(Items from an interface collection)
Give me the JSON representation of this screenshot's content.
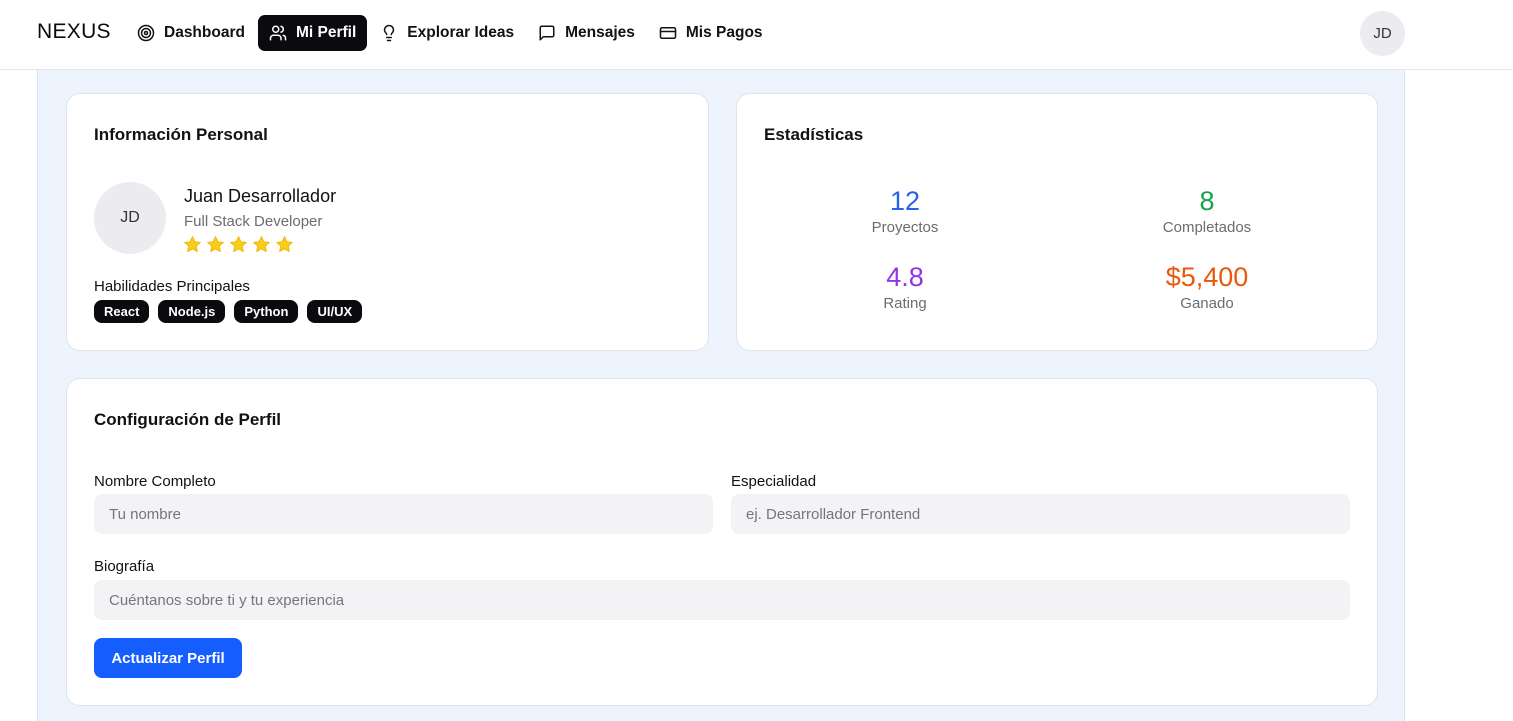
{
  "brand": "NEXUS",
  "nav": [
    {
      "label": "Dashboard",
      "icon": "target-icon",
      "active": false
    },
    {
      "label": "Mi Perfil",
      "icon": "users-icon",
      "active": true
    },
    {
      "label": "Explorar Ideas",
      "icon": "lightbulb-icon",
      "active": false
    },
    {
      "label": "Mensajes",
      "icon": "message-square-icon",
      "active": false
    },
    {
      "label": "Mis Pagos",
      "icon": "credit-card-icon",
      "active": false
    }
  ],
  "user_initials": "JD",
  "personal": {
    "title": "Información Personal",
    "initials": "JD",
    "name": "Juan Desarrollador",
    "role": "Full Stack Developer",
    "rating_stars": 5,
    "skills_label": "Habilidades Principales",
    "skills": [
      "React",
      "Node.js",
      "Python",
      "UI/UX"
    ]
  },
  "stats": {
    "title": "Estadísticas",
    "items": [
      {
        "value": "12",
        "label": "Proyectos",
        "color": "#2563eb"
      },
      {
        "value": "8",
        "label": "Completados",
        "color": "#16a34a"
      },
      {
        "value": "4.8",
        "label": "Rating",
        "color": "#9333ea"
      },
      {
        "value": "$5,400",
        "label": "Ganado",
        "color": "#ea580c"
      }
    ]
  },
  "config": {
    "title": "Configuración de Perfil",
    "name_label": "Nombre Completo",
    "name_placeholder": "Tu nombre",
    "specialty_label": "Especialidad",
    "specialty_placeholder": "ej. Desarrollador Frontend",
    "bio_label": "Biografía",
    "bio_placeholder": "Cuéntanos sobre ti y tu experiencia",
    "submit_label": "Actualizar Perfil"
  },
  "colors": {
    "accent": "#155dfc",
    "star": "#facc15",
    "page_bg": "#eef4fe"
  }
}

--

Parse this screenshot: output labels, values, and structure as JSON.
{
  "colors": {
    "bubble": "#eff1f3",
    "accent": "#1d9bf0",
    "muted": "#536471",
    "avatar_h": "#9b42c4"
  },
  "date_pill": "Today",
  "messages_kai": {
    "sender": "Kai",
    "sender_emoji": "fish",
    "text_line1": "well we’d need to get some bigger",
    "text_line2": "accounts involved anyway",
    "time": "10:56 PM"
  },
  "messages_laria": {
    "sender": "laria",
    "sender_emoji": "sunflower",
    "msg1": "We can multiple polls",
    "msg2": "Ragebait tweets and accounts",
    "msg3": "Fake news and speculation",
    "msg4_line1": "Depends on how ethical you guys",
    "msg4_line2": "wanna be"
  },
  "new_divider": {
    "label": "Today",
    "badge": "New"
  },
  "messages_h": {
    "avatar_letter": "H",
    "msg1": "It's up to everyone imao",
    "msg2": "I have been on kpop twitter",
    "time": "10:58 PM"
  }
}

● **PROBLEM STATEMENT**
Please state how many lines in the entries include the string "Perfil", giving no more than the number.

● **TASK RESPONSE**
3